Dataset records:

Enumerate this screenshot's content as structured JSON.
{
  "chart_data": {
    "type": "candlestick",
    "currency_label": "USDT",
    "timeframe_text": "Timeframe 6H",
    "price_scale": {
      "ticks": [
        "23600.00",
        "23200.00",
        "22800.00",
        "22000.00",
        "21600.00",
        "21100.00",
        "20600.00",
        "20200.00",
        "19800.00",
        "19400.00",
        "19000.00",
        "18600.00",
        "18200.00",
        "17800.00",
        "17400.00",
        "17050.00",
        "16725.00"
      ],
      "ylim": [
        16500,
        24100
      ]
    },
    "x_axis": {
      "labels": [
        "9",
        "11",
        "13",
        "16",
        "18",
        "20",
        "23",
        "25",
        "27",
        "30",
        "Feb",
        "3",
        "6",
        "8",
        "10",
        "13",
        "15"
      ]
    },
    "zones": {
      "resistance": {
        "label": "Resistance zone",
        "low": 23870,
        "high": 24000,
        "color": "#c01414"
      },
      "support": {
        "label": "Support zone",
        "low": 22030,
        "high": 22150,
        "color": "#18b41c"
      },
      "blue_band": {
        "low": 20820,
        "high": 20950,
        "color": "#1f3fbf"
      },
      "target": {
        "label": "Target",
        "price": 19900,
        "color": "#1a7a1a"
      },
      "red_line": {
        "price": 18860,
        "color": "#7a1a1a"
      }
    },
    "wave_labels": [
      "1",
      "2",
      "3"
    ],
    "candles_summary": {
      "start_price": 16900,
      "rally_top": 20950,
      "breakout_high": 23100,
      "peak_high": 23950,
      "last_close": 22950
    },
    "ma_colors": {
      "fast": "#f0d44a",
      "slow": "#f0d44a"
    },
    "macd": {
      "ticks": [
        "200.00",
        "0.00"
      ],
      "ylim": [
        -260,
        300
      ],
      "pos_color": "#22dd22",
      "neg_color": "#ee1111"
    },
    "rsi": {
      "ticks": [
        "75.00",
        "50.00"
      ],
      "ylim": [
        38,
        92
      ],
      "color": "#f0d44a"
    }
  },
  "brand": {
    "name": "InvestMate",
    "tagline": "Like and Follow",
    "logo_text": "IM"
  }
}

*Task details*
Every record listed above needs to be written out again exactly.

*The completed task*
Enumerate this screenshot's content as structured JSON.
{
  "chart_data": {
    "type": "candlestick",
    "currency_label": "USDT",
    "timeframe_text": "Timeframe 6H",
    "price_scale": {
      "ticks": [
        "23600.00",
        "23200.00",
        "22800.00",
        "22000.00",
        "21600.00",
        "21100.00",
        "20600.00",
        "20200.00",
        "19800.00",
        "19400.00",
        "19000.00",
        "18600.00",
        "18200.00",
        "17800.00",
        "17400.00",
        "17050.00",
        "16725.00"
      ],
      "ylim": [
        16500,
        24100
      ]
    },
    "x_axis": {
      "labels": [
        "9",
        "11",
        "13",
        "16",
        "18",
        "20",
        "23",
        "25",
        "27",
        "30",
        "Feb",
        "3",
        "6",
        "8",
        "10",
        "13",
        "15"
      ]
    },
    "zones": {
      "resistance": {
        "label": "Resistance zone",
        "low": 23870,
        "high": 24000,
        "color": "#c01414"
      },
      "support": {
        "label": "Support zone",
        "low": 22030,
        "high": 22150,
        "color": "#18b41c"
      },
      "blue_band": {
        "low": 20820,
        "high": 20950,
        "color": "#1f3fbf"
      },
      "target": {
        "label": "Target",
        "price": 19900,
        "color": "#1a7a1a"
      },
      "red_line": {
        "price": 18860,
        "color": "#7a1a1a"
      }
    },
    "wave_labels": [
      "1",
      "2",
      "3"
    ],
    "candles_summary": {
      "start_price": 16900,
      "rally_top": 20950,
      "breakout_high": 23100,
      "peak_high": 23950,
      "last_close": 22950
    },
    "ma_colors": {
      "fast": "#f0d44a",
      "slow": "#f0d44a"
    },
    "macd": {
      "ticks": [
        "200.00",
        "0.00"
      ],
      "ylim": [
        -260,
        300
      ],
      "pos_color": "#22dd22",
      "neg_color": "#ee1111"
    },
    "rsi": {
      "ticks": [
        "75.00",
        "50.00"
      ],
      "ylim": [
        38,
        92
      ],
      "color": "#f0d44a"
    }
  },
  "brand": {
    "name": "InvestMate",
    "tagline": "Like and Follow",
    "logo_text": "IM"
  }
}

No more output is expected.